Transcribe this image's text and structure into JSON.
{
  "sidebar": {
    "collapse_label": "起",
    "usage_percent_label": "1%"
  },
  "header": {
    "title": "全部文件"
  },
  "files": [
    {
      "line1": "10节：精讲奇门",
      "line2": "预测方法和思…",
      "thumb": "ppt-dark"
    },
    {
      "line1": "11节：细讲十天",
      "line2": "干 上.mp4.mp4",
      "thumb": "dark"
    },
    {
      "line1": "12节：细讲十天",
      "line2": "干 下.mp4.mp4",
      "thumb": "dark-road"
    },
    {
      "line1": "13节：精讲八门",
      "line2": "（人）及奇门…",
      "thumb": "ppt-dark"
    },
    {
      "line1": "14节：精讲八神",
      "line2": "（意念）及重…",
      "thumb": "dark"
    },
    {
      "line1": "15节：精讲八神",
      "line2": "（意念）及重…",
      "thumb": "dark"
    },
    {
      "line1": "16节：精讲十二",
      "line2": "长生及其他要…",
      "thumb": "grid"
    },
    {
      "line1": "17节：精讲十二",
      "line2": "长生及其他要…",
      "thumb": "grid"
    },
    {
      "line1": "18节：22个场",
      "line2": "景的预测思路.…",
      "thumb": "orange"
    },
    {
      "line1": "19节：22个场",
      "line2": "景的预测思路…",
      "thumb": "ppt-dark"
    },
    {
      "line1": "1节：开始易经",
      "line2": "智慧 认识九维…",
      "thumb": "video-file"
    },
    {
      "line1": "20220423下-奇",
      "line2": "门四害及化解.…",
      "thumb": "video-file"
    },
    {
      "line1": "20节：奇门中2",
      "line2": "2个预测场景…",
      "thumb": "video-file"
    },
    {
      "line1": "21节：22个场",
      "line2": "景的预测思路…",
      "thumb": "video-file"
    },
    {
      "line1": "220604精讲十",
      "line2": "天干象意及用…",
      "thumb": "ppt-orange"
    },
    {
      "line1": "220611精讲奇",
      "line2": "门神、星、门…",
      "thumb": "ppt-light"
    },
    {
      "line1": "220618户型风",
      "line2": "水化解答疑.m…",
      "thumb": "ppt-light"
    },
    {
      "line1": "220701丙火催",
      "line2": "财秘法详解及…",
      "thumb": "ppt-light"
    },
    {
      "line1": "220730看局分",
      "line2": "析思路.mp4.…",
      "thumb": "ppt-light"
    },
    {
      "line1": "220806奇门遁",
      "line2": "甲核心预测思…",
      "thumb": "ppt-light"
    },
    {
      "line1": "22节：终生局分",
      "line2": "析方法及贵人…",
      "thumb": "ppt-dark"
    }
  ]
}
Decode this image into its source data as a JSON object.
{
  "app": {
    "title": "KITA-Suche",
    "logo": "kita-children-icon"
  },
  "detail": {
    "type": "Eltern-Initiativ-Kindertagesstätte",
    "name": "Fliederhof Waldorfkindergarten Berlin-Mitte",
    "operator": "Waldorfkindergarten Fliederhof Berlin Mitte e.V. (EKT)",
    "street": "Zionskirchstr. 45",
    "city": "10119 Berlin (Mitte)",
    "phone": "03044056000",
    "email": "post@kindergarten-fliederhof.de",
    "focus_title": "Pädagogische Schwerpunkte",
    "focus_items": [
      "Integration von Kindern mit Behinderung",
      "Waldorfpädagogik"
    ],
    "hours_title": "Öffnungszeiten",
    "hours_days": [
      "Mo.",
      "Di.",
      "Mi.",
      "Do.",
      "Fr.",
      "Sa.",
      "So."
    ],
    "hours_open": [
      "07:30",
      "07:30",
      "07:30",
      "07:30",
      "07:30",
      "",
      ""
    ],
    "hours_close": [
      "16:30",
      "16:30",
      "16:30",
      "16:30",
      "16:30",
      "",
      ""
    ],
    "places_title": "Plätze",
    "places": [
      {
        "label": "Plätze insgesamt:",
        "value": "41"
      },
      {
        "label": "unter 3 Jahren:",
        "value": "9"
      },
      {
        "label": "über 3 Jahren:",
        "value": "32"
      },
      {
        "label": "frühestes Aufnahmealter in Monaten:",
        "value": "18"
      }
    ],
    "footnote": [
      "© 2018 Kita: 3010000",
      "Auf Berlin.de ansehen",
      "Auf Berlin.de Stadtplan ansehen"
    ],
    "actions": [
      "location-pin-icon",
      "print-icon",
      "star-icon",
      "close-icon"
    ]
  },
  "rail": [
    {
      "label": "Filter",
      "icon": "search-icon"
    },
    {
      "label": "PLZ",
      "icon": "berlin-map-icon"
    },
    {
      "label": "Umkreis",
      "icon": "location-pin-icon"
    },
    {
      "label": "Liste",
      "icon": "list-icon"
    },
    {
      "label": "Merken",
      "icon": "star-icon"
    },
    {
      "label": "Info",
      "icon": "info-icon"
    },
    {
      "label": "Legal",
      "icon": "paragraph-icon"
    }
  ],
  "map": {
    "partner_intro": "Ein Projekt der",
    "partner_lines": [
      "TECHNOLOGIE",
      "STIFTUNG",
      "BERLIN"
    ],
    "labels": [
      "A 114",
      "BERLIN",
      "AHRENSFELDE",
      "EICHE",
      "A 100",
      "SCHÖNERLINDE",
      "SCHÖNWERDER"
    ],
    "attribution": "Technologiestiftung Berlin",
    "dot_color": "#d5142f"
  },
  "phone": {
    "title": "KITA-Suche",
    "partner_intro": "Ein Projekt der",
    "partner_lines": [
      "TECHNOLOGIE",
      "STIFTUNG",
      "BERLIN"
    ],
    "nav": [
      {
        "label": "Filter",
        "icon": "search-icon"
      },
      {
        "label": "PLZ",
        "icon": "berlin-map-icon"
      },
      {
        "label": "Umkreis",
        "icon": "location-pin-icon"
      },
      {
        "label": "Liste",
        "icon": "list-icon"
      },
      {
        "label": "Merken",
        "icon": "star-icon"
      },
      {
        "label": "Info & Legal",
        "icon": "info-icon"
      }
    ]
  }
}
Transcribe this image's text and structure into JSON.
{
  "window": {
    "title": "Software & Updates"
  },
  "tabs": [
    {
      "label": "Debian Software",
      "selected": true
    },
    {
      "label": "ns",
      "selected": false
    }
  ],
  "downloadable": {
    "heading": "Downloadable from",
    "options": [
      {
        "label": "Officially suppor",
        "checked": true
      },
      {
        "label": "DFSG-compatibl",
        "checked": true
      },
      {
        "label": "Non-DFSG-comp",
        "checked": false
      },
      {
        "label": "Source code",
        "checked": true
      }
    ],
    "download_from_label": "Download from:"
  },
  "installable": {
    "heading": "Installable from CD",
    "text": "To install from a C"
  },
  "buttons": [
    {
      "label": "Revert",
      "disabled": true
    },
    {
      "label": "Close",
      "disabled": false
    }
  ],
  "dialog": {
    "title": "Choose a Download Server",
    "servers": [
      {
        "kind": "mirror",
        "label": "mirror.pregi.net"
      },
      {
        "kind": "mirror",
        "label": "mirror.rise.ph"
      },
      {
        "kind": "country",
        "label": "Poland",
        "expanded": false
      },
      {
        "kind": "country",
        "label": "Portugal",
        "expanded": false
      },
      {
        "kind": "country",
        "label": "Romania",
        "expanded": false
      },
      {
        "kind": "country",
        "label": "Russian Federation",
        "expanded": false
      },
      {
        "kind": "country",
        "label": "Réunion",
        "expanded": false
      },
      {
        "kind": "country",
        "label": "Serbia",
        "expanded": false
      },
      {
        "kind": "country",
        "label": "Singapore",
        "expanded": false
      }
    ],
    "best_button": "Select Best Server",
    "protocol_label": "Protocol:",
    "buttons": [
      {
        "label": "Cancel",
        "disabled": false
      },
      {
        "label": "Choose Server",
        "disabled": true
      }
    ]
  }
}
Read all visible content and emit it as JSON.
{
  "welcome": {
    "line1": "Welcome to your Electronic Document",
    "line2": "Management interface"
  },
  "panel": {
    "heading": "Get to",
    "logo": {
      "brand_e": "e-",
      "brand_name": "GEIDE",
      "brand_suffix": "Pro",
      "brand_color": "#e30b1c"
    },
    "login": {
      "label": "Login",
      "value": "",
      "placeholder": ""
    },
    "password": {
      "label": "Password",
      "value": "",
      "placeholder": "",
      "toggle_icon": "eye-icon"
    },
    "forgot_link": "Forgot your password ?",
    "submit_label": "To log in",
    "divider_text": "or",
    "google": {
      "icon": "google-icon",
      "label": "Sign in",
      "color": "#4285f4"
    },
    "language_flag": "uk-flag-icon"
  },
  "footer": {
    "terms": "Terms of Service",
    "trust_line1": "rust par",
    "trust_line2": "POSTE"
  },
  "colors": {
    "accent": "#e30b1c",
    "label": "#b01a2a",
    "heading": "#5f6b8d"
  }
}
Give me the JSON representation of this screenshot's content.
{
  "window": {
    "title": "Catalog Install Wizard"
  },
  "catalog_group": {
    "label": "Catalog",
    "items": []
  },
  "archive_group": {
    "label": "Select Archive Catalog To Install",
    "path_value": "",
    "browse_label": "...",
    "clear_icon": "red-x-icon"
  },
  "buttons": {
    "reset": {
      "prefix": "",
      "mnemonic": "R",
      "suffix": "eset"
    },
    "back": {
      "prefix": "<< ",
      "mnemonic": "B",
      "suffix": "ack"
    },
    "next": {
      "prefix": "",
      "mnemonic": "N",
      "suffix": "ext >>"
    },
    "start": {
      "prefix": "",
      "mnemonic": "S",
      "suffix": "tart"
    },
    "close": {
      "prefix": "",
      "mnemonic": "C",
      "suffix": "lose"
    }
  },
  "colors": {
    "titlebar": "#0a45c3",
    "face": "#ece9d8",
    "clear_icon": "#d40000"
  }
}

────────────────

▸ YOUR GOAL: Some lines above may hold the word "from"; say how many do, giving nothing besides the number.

▸ REPLY TO THE TASK: 4